**EXTRACTED DATA:**
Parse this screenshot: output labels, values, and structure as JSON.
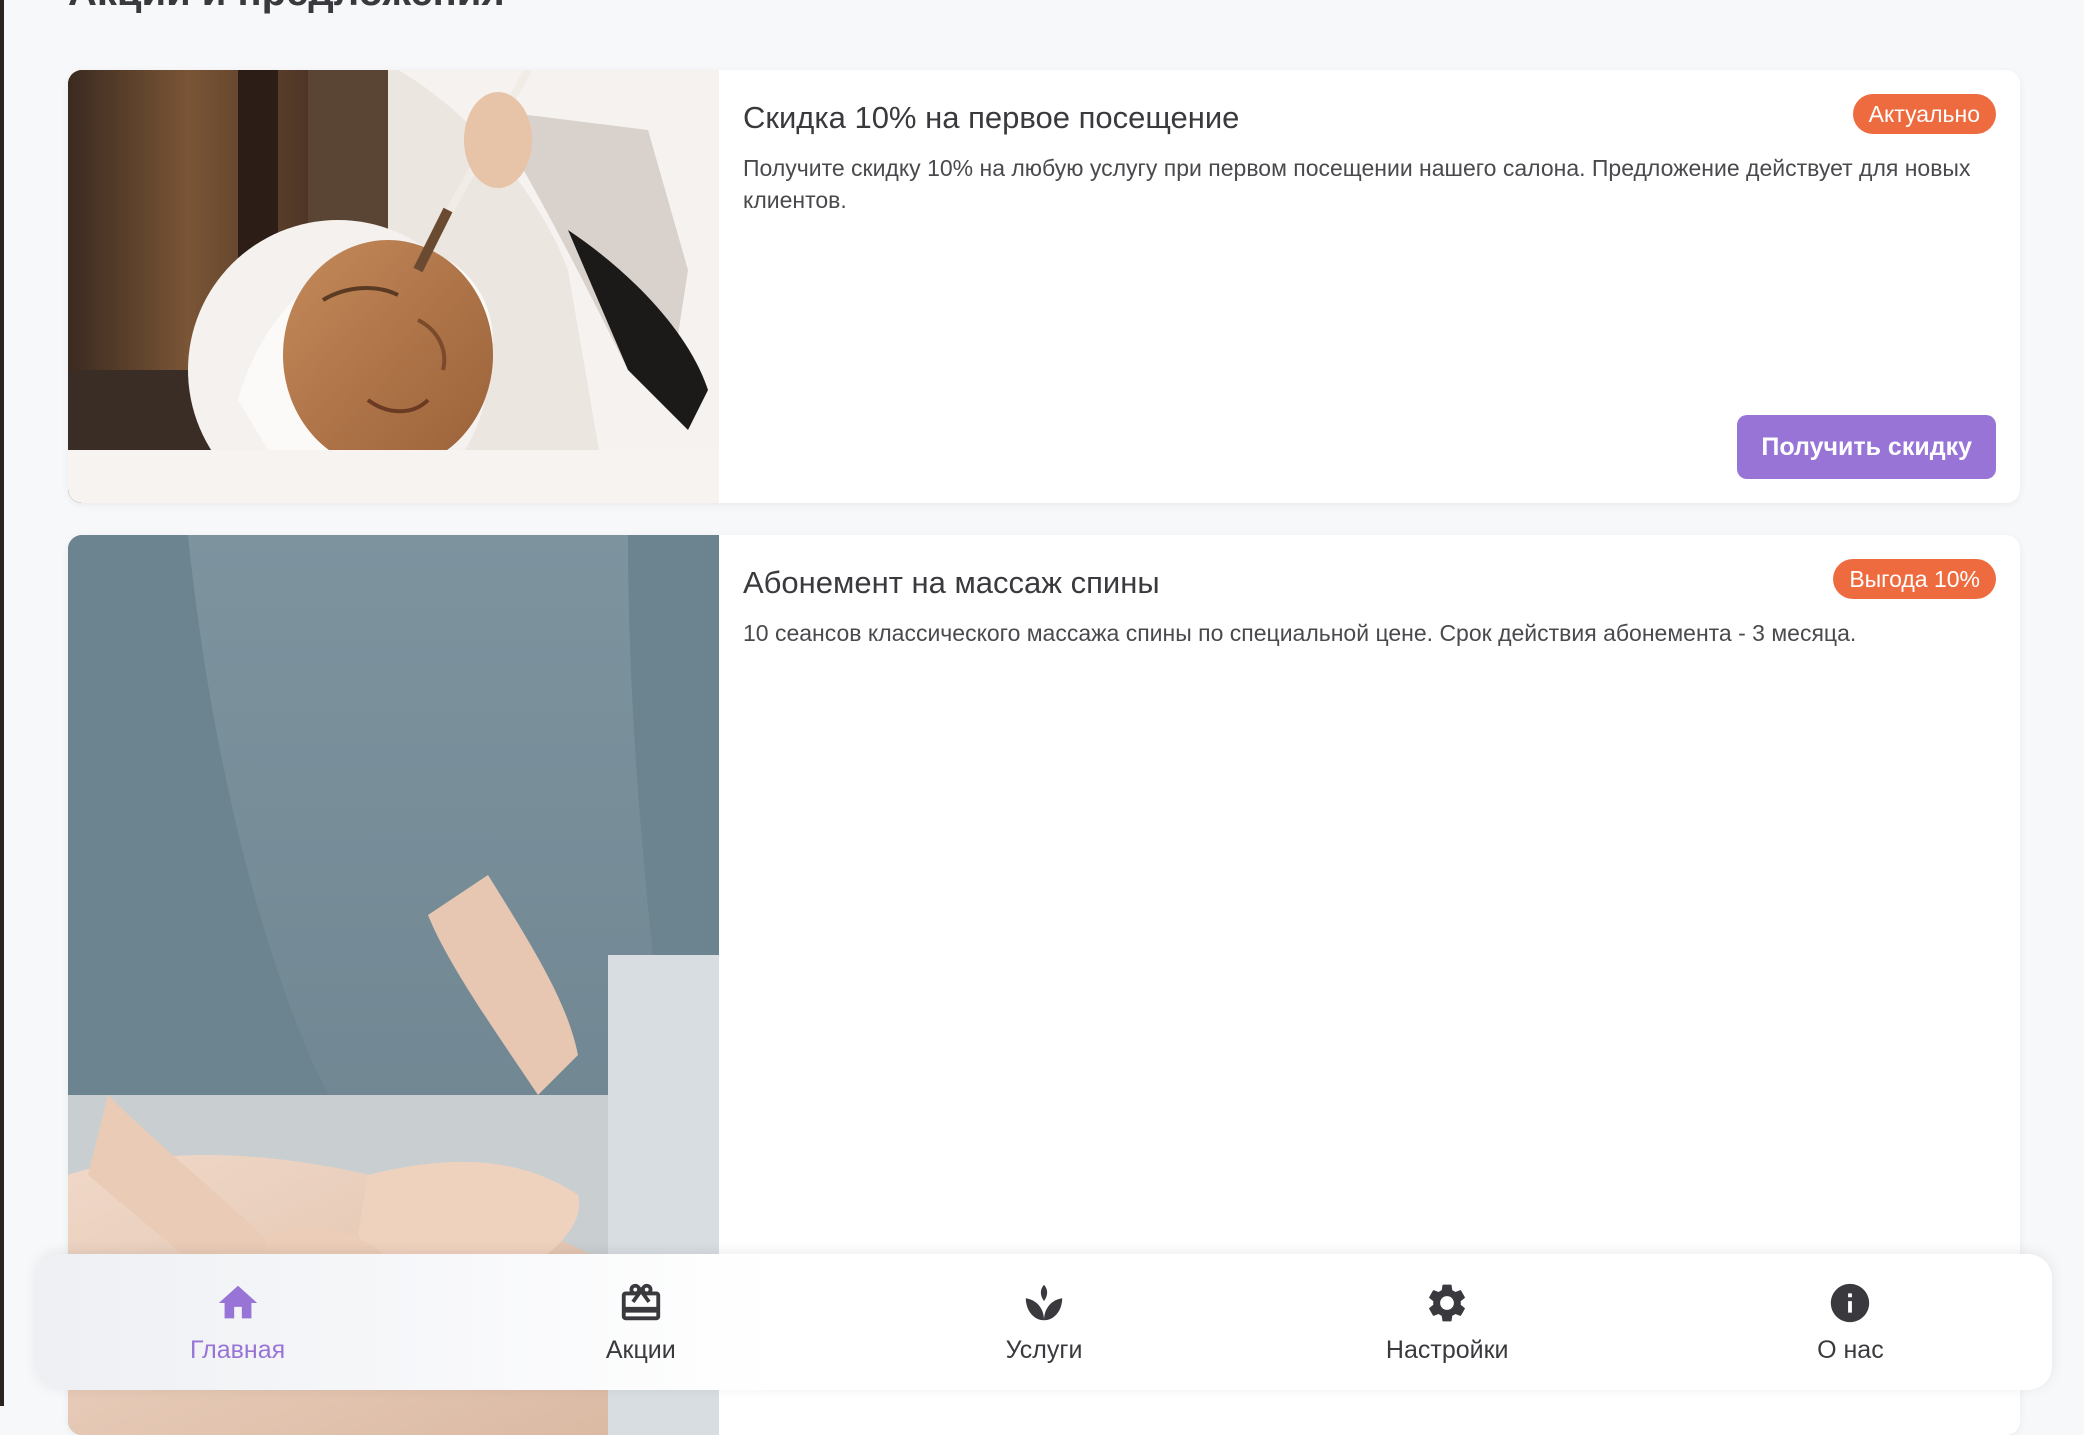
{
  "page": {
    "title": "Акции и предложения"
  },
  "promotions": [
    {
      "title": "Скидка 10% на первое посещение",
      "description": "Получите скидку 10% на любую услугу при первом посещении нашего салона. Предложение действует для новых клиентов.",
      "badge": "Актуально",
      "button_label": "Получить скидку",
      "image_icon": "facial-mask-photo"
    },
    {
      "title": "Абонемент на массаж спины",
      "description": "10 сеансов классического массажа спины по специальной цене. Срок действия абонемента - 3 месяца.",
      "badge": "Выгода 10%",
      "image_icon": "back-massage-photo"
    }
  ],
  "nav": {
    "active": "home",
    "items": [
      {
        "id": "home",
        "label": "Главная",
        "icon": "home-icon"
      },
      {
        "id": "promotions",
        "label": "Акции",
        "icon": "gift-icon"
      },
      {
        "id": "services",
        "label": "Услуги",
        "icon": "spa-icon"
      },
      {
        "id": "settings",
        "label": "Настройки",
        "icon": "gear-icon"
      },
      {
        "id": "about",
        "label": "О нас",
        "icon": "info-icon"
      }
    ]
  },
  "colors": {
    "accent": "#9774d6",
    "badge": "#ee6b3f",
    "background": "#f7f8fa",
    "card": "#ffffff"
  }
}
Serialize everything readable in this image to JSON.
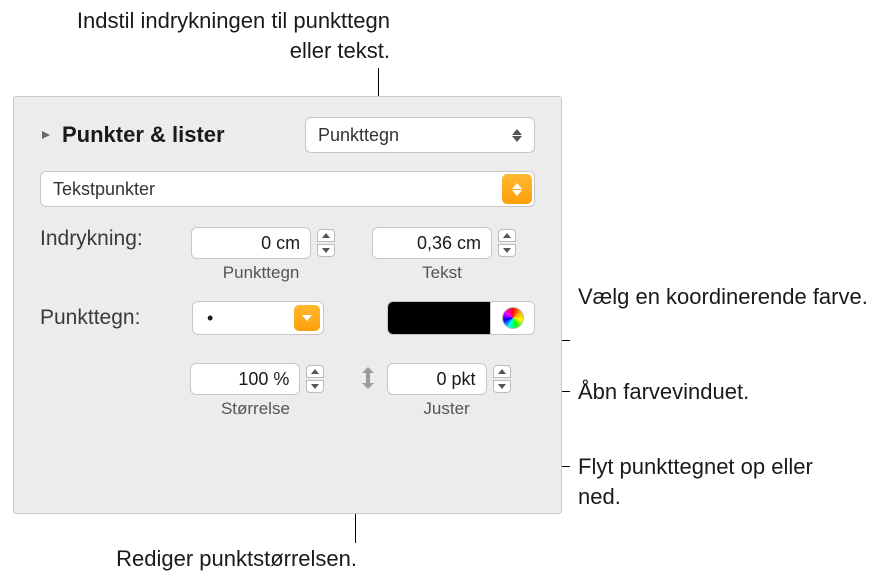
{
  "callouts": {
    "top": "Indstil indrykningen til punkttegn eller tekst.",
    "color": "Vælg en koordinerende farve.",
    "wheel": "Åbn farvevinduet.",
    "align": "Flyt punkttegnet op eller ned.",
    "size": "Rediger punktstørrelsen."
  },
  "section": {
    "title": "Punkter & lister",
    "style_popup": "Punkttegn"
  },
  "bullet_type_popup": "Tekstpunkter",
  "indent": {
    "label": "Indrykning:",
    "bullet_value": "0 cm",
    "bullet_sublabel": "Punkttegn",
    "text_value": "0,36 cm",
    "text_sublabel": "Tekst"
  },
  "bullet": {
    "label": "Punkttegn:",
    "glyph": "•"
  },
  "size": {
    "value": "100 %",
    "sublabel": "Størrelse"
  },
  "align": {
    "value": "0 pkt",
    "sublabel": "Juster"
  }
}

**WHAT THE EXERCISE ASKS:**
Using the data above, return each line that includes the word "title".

**OUTPUT FOR THIS TASK:**
    "title": "Акции и предложения"
      "title": "Скидка 10% на первое посещение",
      "title": "Абонемент на массаж спины",
    "title": "Punkter & lister",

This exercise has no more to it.